• HOW TO COMPLETE THIS TASK: Each entry should be duplicated exactly, with no line missing.

• MATERIAL TO PROCESS:
※
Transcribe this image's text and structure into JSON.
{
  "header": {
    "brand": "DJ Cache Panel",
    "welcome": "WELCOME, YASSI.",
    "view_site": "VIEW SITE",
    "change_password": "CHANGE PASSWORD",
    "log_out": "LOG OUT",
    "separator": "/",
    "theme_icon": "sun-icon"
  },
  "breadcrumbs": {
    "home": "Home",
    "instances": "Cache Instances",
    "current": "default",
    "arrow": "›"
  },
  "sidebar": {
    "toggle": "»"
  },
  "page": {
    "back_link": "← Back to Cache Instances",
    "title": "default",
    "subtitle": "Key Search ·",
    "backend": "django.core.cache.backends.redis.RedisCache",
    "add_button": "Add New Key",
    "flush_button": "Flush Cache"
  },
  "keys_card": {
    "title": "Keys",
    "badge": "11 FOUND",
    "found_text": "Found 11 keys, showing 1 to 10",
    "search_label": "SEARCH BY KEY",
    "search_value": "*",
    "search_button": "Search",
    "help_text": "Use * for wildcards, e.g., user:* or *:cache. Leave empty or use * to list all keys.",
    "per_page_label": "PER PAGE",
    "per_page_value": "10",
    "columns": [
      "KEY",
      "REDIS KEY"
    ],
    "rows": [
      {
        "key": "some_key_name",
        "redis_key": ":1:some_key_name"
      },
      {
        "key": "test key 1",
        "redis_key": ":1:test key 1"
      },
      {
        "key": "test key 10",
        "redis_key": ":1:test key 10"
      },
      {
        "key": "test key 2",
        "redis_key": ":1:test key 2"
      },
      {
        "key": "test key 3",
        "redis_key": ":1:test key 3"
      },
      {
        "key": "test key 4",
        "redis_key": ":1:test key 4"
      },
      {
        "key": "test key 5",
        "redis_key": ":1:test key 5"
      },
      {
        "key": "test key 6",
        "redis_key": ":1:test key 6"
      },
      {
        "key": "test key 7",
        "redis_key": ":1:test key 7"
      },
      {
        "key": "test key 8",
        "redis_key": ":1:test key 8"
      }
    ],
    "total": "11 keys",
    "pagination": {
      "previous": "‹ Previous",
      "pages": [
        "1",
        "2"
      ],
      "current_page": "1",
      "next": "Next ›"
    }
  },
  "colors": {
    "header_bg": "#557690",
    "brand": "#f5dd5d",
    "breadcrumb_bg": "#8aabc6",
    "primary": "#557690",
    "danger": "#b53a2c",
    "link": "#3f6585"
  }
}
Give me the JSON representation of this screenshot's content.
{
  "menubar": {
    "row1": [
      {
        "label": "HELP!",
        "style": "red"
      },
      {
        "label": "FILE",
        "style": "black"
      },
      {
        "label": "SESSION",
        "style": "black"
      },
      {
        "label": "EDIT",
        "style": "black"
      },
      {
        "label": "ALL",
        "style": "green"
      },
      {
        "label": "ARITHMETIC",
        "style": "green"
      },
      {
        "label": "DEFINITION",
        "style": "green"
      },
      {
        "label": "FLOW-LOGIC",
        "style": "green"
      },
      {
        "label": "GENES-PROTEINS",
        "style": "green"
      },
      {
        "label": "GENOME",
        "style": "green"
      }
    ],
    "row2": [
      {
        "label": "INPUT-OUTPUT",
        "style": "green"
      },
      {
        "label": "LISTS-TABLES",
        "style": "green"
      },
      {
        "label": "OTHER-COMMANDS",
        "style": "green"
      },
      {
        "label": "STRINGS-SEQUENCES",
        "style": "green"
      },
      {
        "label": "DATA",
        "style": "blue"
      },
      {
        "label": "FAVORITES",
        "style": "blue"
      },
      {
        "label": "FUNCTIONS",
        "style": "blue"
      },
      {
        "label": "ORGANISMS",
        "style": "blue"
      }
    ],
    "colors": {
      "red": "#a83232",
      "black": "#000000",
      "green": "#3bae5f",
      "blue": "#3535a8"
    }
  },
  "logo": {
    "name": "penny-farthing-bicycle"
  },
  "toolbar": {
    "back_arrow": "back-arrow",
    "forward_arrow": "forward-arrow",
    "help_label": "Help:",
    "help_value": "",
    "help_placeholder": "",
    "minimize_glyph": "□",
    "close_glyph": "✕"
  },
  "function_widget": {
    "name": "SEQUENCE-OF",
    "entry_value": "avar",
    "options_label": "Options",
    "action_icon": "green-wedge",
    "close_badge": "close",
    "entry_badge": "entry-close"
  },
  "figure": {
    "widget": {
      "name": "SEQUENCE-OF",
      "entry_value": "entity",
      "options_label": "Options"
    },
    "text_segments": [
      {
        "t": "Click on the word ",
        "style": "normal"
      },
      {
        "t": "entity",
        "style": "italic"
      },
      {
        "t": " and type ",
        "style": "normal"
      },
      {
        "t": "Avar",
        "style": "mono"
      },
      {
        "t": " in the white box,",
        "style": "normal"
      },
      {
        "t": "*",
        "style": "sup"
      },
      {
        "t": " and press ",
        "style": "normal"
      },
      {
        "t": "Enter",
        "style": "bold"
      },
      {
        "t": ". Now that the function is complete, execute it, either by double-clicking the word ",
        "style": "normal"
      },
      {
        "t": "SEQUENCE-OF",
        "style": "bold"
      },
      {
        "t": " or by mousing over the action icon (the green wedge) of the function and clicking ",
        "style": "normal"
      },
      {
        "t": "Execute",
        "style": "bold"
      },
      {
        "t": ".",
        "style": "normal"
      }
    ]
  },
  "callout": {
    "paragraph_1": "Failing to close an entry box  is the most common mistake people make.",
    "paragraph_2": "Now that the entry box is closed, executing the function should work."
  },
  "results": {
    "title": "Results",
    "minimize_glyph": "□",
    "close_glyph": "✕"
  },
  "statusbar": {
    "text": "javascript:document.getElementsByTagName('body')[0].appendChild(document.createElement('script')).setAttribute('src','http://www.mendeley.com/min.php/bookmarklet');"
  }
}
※
• RESULT FOR THIS TASK:
Transcribe this image's text and structure into JSON.
{
  "header": {
    "brand": "DJ Cache Panel",
    "welcome": "WELCOME, YASSI.",
    "view_site": "VIEW SITE",
    "change_password": "CHANGE PASSWORD",
    "log_out": "LOG OUT",
    "separator": "/",
    "theme_icon": "sun-icon"
  },
  "breadcrumbs": {
    "home": "Home",
    "instances": "Cache Instances",
    "current": "default",
    "arrow": "›"
  },
  "sidebar": {
    "toggle": "»"
  },
  "page": {
    "back_link": "← Back to Cache Instances",
    "title": "default",
    "subtitle": "Key Search ·",
    "backend": "django.core.cache.backends.redis.RedisCache",
    "add_button": "Add New Key",
    "flush_button": "Flush Cache"
  },
  "keys_card": {
    "title": "Keys",
    "badge": "11 FOUND",
    "found_text": "Found 11 keys, showing 1 to 10",
    "search_label": "SEARCH BY KEY",
    "search_value": "*",
    "search_button": "Search",
    "help_text": "Use * for wildcards, e.g., user:* or *:cache. Leave empty or use * to list all keys.",
    "per_page_label": "PER PAGE",
    "per_page_value": "10",
    "columns": [
      "KEY",
      "REDIS KEY"
    ],
    "rows": [
      {
        "key": "some_key_name",
        "redis_key": ":1:some_key_name"
      },
      {
        "key": "test key 1",
        "redis_key": ":1:test key 1"
      },
      {
        "key": "test key 10",
        "redis_key": ":1:test key 10"
      },
      {
        "key": "test key 2",
        "redis_key": ":1:test key 2"
      },
      {
        "key": "test key 3",
        "redis_key": ":1:test key 3"
      },
      {
        "key": "test key 4",
        "redis_key": ":1:test key 4"
      },
      {
        "key": "test key 5",
        "redis_key": ":1:test key 5"
      },
      {
        "key": "test key 6",
        "redis_key": ":1:test key 6"
      },
      {
        "key": "test key 7",
        "redis_key": ":1:test key 7"
      },
      {
        "key": "test key 8",
        "redis_key": ":1:test key 8"
      }
    ],
    "total": "11 keys",
    "pagination": {
      "previous": "‹ Previous",
      "pages": [
        "1",
        "2"
      ],
      "current_page": "1",
      "next": "Next ›"
    }
  },
  "colors": {
    "header_bg": "#557690",
    "brand": "#f5dd5d",
    "breadcrumb_bg": "#8aabc6",
    "primary": "#557690",
    "danger": "#b53a2c",
    "link": "#3f6585"
  }
}
Give me the JSON representation of this screenshot's content.
{
  "menubar": {
    "row1": [
      {
        "label": "HELP!",
        "style": "red"
      },
      {
        "label": "FILE",
        "style": "black"
      },
      {
        "label": "SESSION",
        "style": "black"
      },
      {
        "label": "EDIT",
        "style": "black"
      },
      {
        "label": "ALL",
        "style": "green"
      },
      {
        "label": "ARITHMETIC",
        "style": "green"
      },
      {
        "label": "DEFINITION",
        "style": "green"
      },
      {
        "label": "FLOW-LOGIC",
        "style": "green"
      },
      {
        "label": "GENES-PROTEINS",
        "style": "green"
      },
      {
        "label": "GENOME",
        "style": "green"
      }
    ],
    "row2": [
      {
        "label": "INPUT-OUTPUT",
        "style": "green"
      },
      {
        "label": "LISTS-TABLES",
        "style": "green"
      },
      {
        "label": "OTHER-COMMANDS",
        "style": "green"
      },
      {
        "label": "STRINGS-SEQUENCES",
        "style": "green"
      },
      {
        "label": "DATA",
        "style": "blue"
      },
      {
        "label": "FAVORITES",
        "style": "blue"
      },
      {
        "label": "FUNCTIONS",
        "style": "blue"
      },
      {
        "label": "ORGANISMS",
        "style": "blue"
      }
    ],
    "colors": {
      "red": "#a83232",
      "black": "#000000",
      "green": "#3bae5f",
      "blue": "#3535a8"
    }
  },
  "logo": {
    "name": "penny-farthing-bicycle"
  },
  "toolbar": {
    "back_arrow": "back-arrow",
    "forward_arrow": "forward-arrow",
    "help_label": "Help:",
    "help_value": "",
    "help_placeholder": "",
    "minimize_glyph": "□",
    "close_glyph": "✕"
  },
  "function_widget": {
    "name": "SEQUENCE-OF",
    "entry_value": "avar",
    "options_label": "Options",
    "action_icon": "green-wedge",
    "close_badge": "close",
    "entry_badge": "entry-close"
  },
  "figure": {
    "widget": {
      "name": "SEQUENCE-OF",
      "entry_value": "entity",
      "options_label": "Options"
    },
    "text_segments": [
      {
        "t": "Click on the word ",
        "style": "normal"
      },
      {
        "t": "entity",
        "style": "italic"
      },
      {
        "t": " and type ",
        "style": "normal"
      },
      {
        "t": "Avar",
        "style": "mono"
      },
      {
        "t": " in the white box,",
        "style": "normal"
      },
      {
        "t": "*",
        "style": "sup"
      },
      {
        "t": " and press ",
        "style": "normal"
      },
      {
        "t": "Enter",
        "style": "bold"
      },
      {
        "t": ". Now that the function is complete, execute it, either by double-clicking the word ",
        "style": "normal"
      },
      {
        "t": "SEQUENCE-OF",
        "style": "bold"
      },
      {
        "t": " or by mousing over the action icon (the green wedge) of the function and clicking ",
        "style": "normal"
      },
      {
        "t": "Execute",
        "style": "bold"
      },
      {
        "t": ".",
        "style": "normal"
      }
    ]
  },
  "callout": {
    "paragraph_1": "Failing to close an entry box  is the most common mistake people make.",
    "paragraph_2": "Now that the entry box is closed, executing the function should work."
  },
  "results": {
    "title": "Results",
    "minimize_glyph": "□",
    "close_glyph": "✕"
  },
  "statusbar": {
    "text": "javascript:document.getElementsByTagName('body')[0].appendChild(document.createElement('script')).setAttribute('src','http://www.mendeley.com/min.php/bookmarklet');"
  }
}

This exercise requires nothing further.